Chances are you or someone you know has suffered with knee or hip arthritis and even had a knee or hip replacement. It’s less likely that you know someone who has had a shoulder replacement. This is because arthritis is much less common in the ball and socket joint of the shoulder than it is in either the knee or hip.
Like arthritis in other joints, having glenohumeral (GH) arthritis literally means that you have inflammation in the bearing surface of your joint. The bearing surface is usually lined with cartilage, and in a normally functioning joint, this surface is smoother than ice on ice. Imagine that for a moment. Ice on ice. The good Lord is one heck of an engineer.
But when the cartilage is lost, it does not return- and the surface more closely resembles sandpaper. At this point, in the parlance of the car mechanic: “your bearing is shot.”
There are actually over 100 types of arthritis and many can affect the GH joint. Inflammatory arthritis (rheumatoid), osteoarthritis, and post trauma arthritis are the most common types.
The bottom line is that all arthritis leads down the same rough road: breakdown of smooth joint cartilage and exposure of the bony undersurface. Additionally bone spurs tend to pile up on the joint, usually at the bottom of the ball. Think of the bone spurs as your body’s way of trying to get you to stop moving the joint: they build overtime and start to slowly lock up your movement. That’s why, if you have bad GH arthritis, you probably have significant stiffness as well as pain. This is a case when bone spurs really ARE a problem.
GH arthritis usually develops slowly over time. It’s not uncommon for me to see a patient with end stage GH arthritis who has had shoulder pain for 10 years. Of course timing of onset depends on the root cause. Unfortunately posttraumatic arthritis may advance more quickly depending on the specific circumstances.
Treatment options really depend on how advanced your arthritis is.
Cortisone injections can buy you time. But they don’t cure arthritis. They help reduce inflammation and pain because they are placed at the point of inflammation. Risks are relatively low but not zero.
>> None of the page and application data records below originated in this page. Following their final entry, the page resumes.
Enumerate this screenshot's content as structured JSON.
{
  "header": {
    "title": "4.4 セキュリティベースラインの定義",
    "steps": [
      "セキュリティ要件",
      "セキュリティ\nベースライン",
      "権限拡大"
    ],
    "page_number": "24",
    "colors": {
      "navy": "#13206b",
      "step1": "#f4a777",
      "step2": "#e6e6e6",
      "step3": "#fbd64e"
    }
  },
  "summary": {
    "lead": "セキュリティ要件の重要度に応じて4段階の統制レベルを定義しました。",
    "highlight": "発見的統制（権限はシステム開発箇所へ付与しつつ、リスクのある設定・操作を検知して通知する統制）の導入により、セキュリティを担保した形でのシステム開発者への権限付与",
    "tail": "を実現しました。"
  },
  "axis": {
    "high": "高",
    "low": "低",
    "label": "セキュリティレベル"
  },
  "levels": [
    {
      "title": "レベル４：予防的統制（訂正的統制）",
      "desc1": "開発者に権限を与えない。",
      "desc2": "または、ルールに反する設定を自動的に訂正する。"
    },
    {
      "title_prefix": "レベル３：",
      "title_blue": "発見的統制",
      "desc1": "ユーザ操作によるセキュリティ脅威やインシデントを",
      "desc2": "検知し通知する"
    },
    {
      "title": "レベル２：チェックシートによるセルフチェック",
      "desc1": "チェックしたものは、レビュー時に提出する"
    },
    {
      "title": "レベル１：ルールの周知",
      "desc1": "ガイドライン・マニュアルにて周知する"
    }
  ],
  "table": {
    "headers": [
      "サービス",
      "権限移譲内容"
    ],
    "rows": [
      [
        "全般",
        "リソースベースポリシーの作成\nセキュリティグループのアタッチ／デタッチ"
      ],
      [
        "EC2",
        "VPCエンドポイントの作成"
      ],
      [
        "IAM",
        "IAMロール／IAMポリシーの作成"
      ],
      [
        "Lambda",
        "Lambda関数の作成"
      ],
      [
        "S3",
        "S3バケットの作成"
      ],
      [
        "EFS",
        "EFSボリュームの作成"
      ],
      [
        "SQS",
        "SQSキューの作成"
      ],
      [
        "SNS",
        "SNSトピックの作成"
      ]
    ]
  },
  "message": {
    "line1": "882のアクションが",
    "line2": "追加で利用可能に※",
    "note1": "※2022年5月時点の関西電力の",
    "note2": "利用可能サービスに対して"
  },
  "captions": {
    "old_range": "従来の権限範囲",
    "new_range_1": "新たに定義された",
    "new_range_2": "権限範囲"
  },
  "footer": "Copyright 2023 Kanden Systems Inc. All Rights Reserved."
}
Oral medications such as anti inflammatories may be an option as well. But you must always consider potential drug reactions with other medications you may be taking, side effects such as stomach irritation and proper dosing.
I tend not to prescribe physical therapy for GH arthritis: it might help your motion somewhat, but it’s often painful and not worth the marginal gain if you have severe arthritis. If you want to try therapy and can tolerate it, gentle stretches are your best option. I’ve had a few patients, one a painter and the other a yoga instructor who maintained amazing range of motion with really advanced arthritis. I think it was due to the fact that their job forced them to constantly stretch their shoulders. But it’s hard to expect that level of commitment from folks that don’t make their living off of constant shoulder motion.
There are some time tested and reliable surgical treatments for GH arthritis. The decision to pursue surgery however is a personal and subjective one. Everyone has a different threshold at which the pain gets unmanageable.
Dr. DiPaola is one of a small percentage of orthopedic surgeons in the country that treats glenohumeral shoulder arthritis regularly. If you’ve been diagnosed with shoulder arthritis and are considering treatment options please contact us for more information or a personal consultation.